We use our judgment and do our best to view all applications in the round. We select students who, in addition to being very good indeed in their academic studies, are sociable, adaptable, interesting and interested in other people and in ideas; they need to have charm and, above all, be ready to give of themselves to their new communities.

Accepting a Scholarship is a Commitment

Please re-read and think very carefully about the last sentence above! We are looking for students who understand and who will live out former President J F Kennedy’s famous remark: “Ask not what your country can do for you; ask what you can do for your country”. For “country” read “school”!

In this document we have tried to draw attention to some of the human realities involved in an HMC Projects scholarship. Each year we know that a few students apply for the scholarship mainly because they see it mainly as a prize to be won, but they have not given much, if any, thought to the personal challenges that will face them. Such students will not be selected.

Please don’t forget that if you are offered and you accept a scholarship, which gives you the opportunity of studying in the Sixth Form at a school in the UK, then this means that someone else is not going to have that opportunity. We shall expect you to make a success of this opportunity academically and socially and to take a leading part in some of the huge array of extra-curricular activities offered by UK boarding schools.

You owe it to yourself, but also to your competitors, to be honest with yourself. You will be moving out of your own ‘comfort zone’. If you know that you would find it personally very difficult to adjust to all the differences that I have mentioned, including especially that of living away from home, then you should not proceed.

Since the HMC Projects Scholarships started in 1992 there have been about two thousand scholars. For the vast majority it has been a wonderfully positive, fulfilling and enjoyable experience – because they have embraced the opportunities and the challenges with enthusiasm and commitment.

Could you win a scholarship?

  • Are you bright, able, adaptable, different, ambitious, interesting?
  • Do you have consistently excellent school grades?
  • Do you have a very good command of English, spoken and written?
  • Are you a self-starter?
  • Could you not only cope, but thrive in a new environment, away from home, immersed in a different approach to learning?
  • Could you contribute to your new school academically, socially, culturally, in the arts, in sports? Will you inspire others in the classroom?
  • Are you ready to make new, lifelong friends?
  • Would you be a great ambassador for your own country?

If you can answer yes to all these questions, then apply….!
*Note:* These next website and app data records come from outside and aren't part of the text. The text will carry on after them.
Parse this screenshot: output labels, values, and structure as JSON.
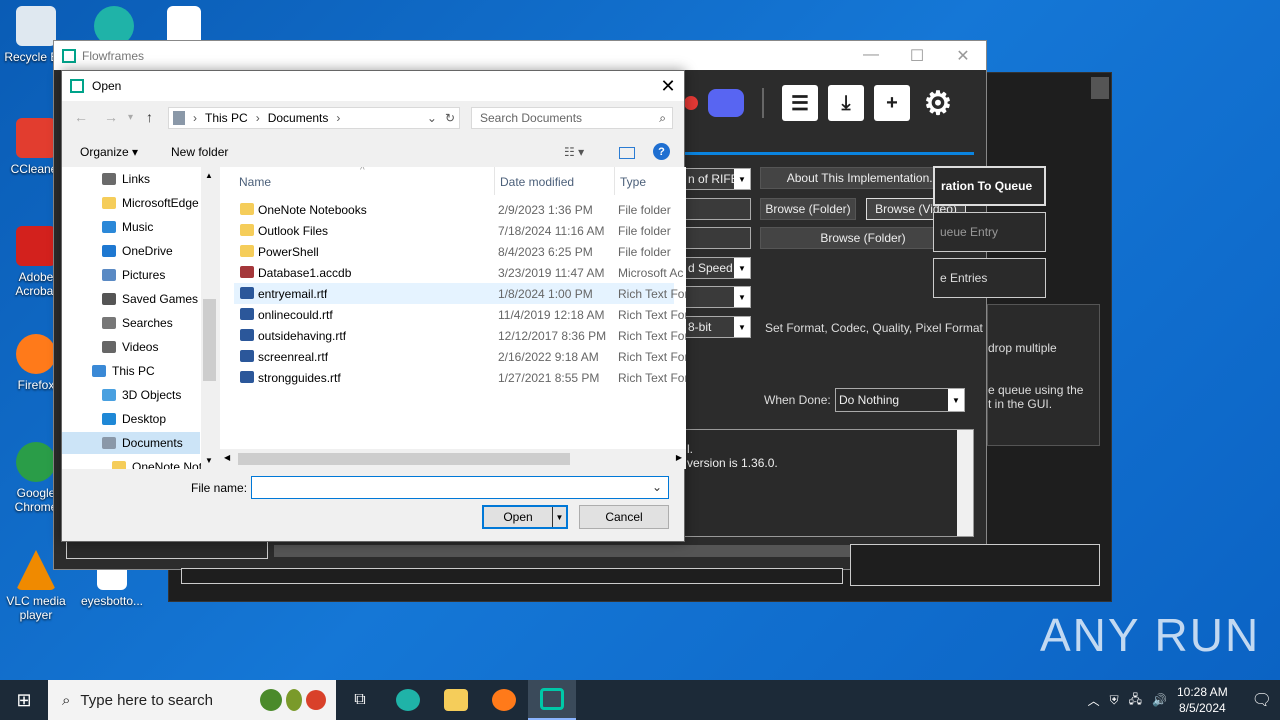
{
  "desktop": {
    "icons": [
      {
        "label": "Recycle Bin",
        "color": "#dfe8f0"
      },
      {
        "label": "CCleaner",
        "color": "#e23d2f"
      },
      {
        "label": "Adobe Acrobat",
        "color": "#d3211d"
      },
      {
        "label": "Firefox",
        "color": "#ff7a1a"
      },
      {
        "label": "Google Chrome",
        "color": "#2a9d48"
      },
      {
        "label": "VLC media player",
        "color": "#f08a00"
      },
      {
        "label": "eyesbotto...",
        "color": "#ffffff"
      }
    ],
    "watermark": "ANY RUN"
  },
  "flowframes": {
    "title": "Flowframes",
    "buttons": {
      "about": "About This Implementation...",
      "browse_folder_1": "Browse (Folder)",
      "browse_video": "Browse (Video)",
      "browse_folder_2": "Browse (Folder)",
      "add_queue": "ration To Queue",
      "queue_entry": "ueue Entry",
      "entries": "e Entries"
    },
    "selects": {
      "ai": "n of RIFE",
      "speed": "d Speed",
      "bit": "8-bit",
      "when_done": "Do Nothing"
    },
    "labels": {
      "set_format": "Set Format, Codec, Quality, Pixel Format",
      "when_done": "When Done:",
      "drop": "drop multiple",
      "queue_gui": "e queue using the\nt in the GUI."
    },
    "log": {
      "line1": "l.",
      "line2": "version is 1.36.0."
    },
    "toolbar_icons": [
      "record-icon",
      "discord-icon",
      "list-icon",
      "download-icon",
      "add-icon",
      "settings-icon"
    ]
  },
  "dialog": {
    "title": "Open",
    "breadcrumb": [
      "This PC",
      "Documents"
    ],
    "search_placeholder": "Search Documents",
    "organize": "Organize",
    "new_folder": "New folder",
    "nav_items": [
      {
        "label": "Links",
        "icon": "links-icon",
        "color": "#6a6a6a"
      },
      {
        "label": "MicrosoftEdge",
        "icon": "folder-icon",
        "color": "#f5cd5a"
      },
      {
        "label": "Music",
        "icon": "music-icon",
        "color": "#2b88d8"
      },
      {
        "label": "OneDrive",
        "icon": "cloud-icon",
        "color": "#1e78d1"
      },
      {
        "label": "Pictures",
        "icon": "pictures-icon",
        "color": "#5a8ac4"
      },
      {
        "label": "Saved Games",
        "icon": "games-icon",
        "color": "#555555"
      },
      {
        "label": "Searches",
        "icon": "search-icon",
        "color": "#777777"
      },
      {
        "label": "Videos",
        "icon": "videos-icon",
        "color": "#666666"
      },
      {
        "label": "This PC",
        "icon": "pc-icon",
        "color": "#3a89d6"
      },
      {
        "label": "3D Objects",
        "icon": "cube-icon",
        "color": "#49a0e0"
      },
      {
        "label": "Desktop",
        "icon": "desktop-icon",
        "color": "#1f88d6"
      },
      {
        "label": "Documents",
        "icon": "documents-icon",
        "color": "#8a98a8"
      },
      {
        "label": "OneNote Not",
        "icon": "folder-icon",
        "color": "#f5cd5a"
      }
    ],
    "columns": {
      "name": "Name",
      "date": "Date modified",
      "type": "Type"
    },
    "files": [
      {
        "name": "OneNote Notebooks",
        "date": "2/9/2023 1:36 PM",
        "type": "File folder",
        "color": "#f5cd5a"
      },
      {
        "name": "Outlook Files",
        "date": "7/18/2024 11:16 AM",
        "type": "File folder",
        "color": "#f5cd5a"
      },
      {
        "name": "PowerShell",
        "date": "8/4/2023 6:25 PM",
        "type": "File folder",
        "color": "#f5cd5a"
      },
      {
        "name": "Database1.accdb",
        "date": "3/23/2019 11:47 AM",
        "type": "Microsoft Ac",
        "color": "#a4373a"
      },
      {
        "name": "entryemail.rtf",
        "date": "1/8/2024 1:00 PM",
        "type": "Rich Text For",
        "color": "#2b579a"
      },
      {
        "name": "onlinecould.rtf",
        "date": "11/4/2019 12:18 AM",
        "type": "Rich Text For",
        "color": "#2b579a"
      },
      {
        "name": "outsidehaving.rtf",
        "date": "12/12/2017 8:36 PM",
        "type": "Rich Text For",
        "color": "#2b579a"
      },
      {
        "name": "screenreal.rtf",
        "date": "2/16/2022 9:18 AM",
        "type": "Rich Text For",
        "color": "#2b579a"
      },
      {
        "name": "strongguides.rtf",
        "date": "1/27/2021 8:55 PM",
        "type": "Rich Text For",
        "color": "#2b579a"
      }
    ],
    "filename_label": "File name:",
    "filename_value": "",
    "open_button": "Open",
    "cancel_button": "Cancel"
  },
  "taskbar": {
    "search_placeholder": "Type here to search",
    "time": "10:28 AM",
    "date": "8/5/2024"
  }
}
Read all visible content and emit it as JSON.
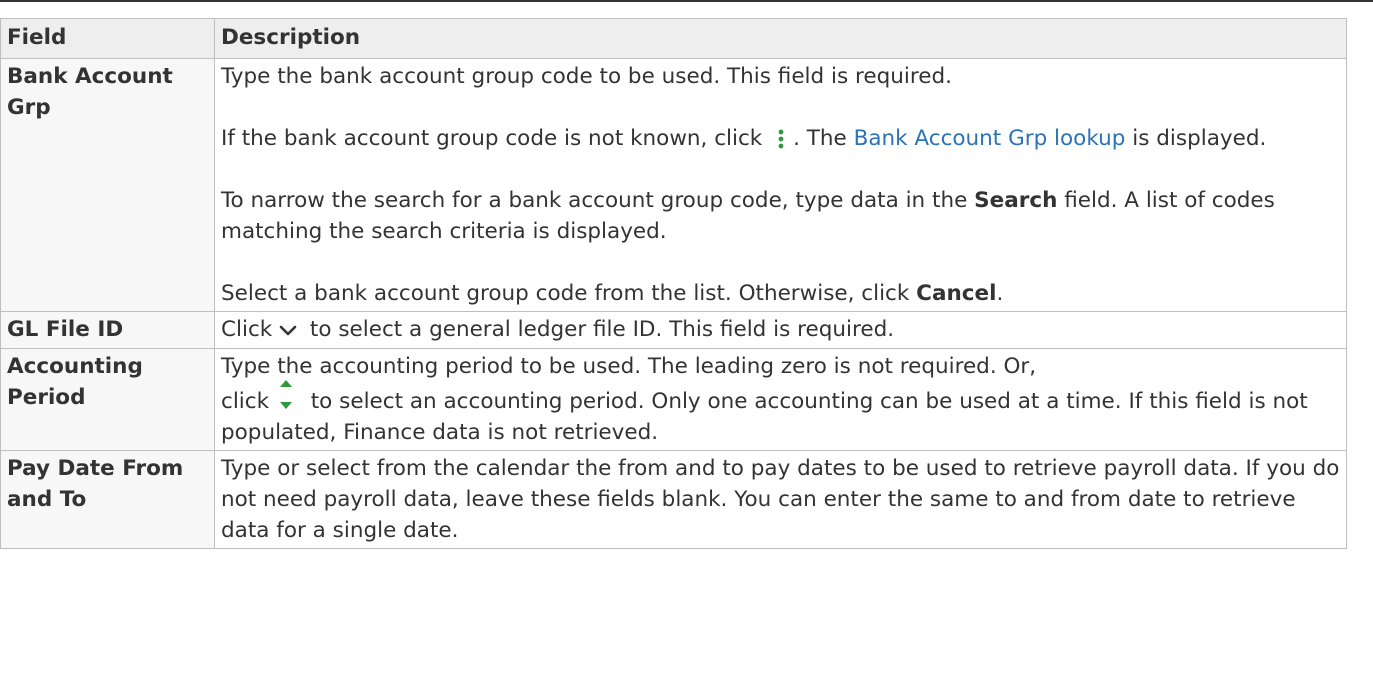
{
  "table": {
    "headers": {
      "field": "Field",
      "description": "Description"
    },
    "rows": [
      {
        "field": "Bank Account Grp",
        "p1": "Type the bank account group code to be used. This field is required.",
        "p2_a": "If the bank account group code is not known, click",
        "p2_b": ". The",
        "p2_link": "Bank Account Grp lookup",
        "p2_c": "is displayed.",
        "p3_a": "To narrow the search for a bank account group code, type data in the",
        "p3_bold": "Search",
        "p3_b": "field. A list of codes matching the search criteria is displayed.",
        "p4_a": "Select a bank account group code from the list. Otherwise, click",
        "p4_bold": "Cancel",
        "p4_b": "."
      },
      {
        "field": "GL File ID",
        "a": "Click",
        "b": "to select a general ledger file ID. This field is required."
      },
      {
        "field": "Accounting Period",
        "a": "Type the accounting period to be used. The leading zero is not required. Or,",
        "b": "click",
        "c": "to select an accounting period. Only one accounting can be used at a time. If this field is not populated, Finance data is not retrieved."
      },
      {
        "field": "Pay Date From and To",
        "text": "Type or select from the calendar the from and to pay dates to be used to retrieve payroll data. If you do not need payroll data, leave these fields blank. You can enter the same to and from date to retrieve data for a single date."
      }
    ]
  },
  "icons": {
    "lookup": "kebab-vertical-icon",
    "dropdown": "chevron-down-icon",
    "spinner": "up-down-spinner-icon"
  },
  "colors": {
    "link": "#2b73b7",
    "icon_green": "#2e9a3c",
    "text": "#333333",
    "header_bg": "#eeeeee"
  }
}
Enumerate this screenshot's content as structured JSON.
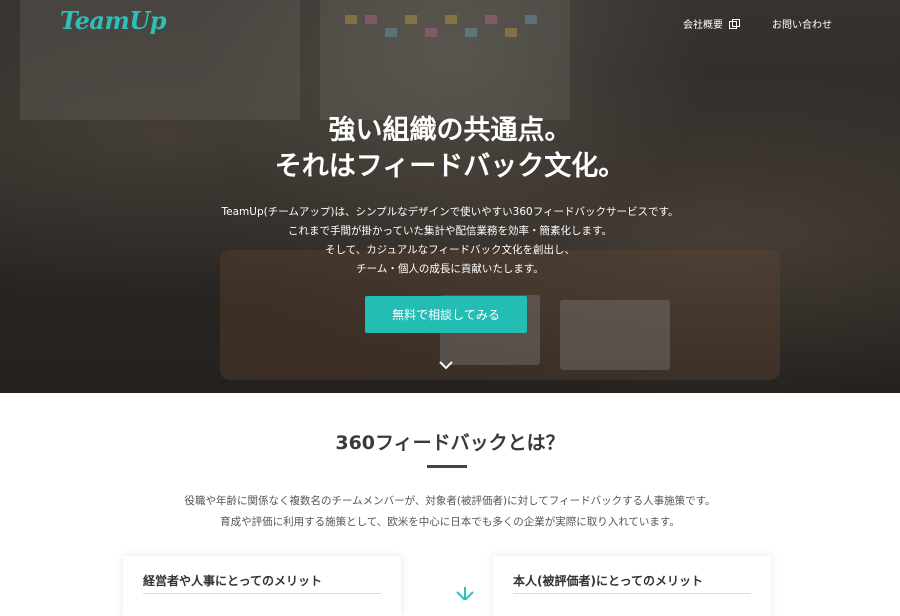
{
  "header": {
    "logo": "TeamUp",
    "nav": [
      {
        "label": "会社概要",
        "icon": "external-link-icon"
      },
      {
        "label": "お問い合わせ"
      }
    ]
  },
  "hero": {
    "headline_1": "強い組織の共通点。",
    "headline_2": "それはフィードバック文化。",
    "description": [
      "TeamUp(チームアップ)は、シンプルなデザインで使いやすい360フィードバックサービスです。",
      "これまで手間が掛かっていた集計や配信業務を効率・簡素化します。",
      "そして、カジュアルなフィードバック文化を創出し、",
      "チーム・個人の成長に貢献いたします。"
    ],
    "cta_label": "無料で相談してみる",
    "scroll_icon": "chevron-down-icon"
  },
  "section": {
    "title": "360フィードバックとは？",
    "text": [
      "役職や年齢に関係なく複数名のチームメンバーが、対象者(被評価者)に対してフィードバックする人事施策です。",
      "育成や評価に利用する施策として、欧米を中心に日本でも多くの企業が実際に取り入れています。"
    ],
    "cards": [
      {
        "title": "経営者や人事にとってのメリット"
      },
      {
        "title": "本人(被評価者)にとってのメリット"
      }
    ]
  },
  "colors": {
    "accent": "#24bdb4",
    "logo": "#2ebfb8",
    "heading": "#3a3a3a"
  }
}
I hope that this paper has been helpful for you. Please read it carefully, along with the complementary document, Information for the Parents of Applicants 2020.

Andrew Boggis
Director HMC Projects
September 2019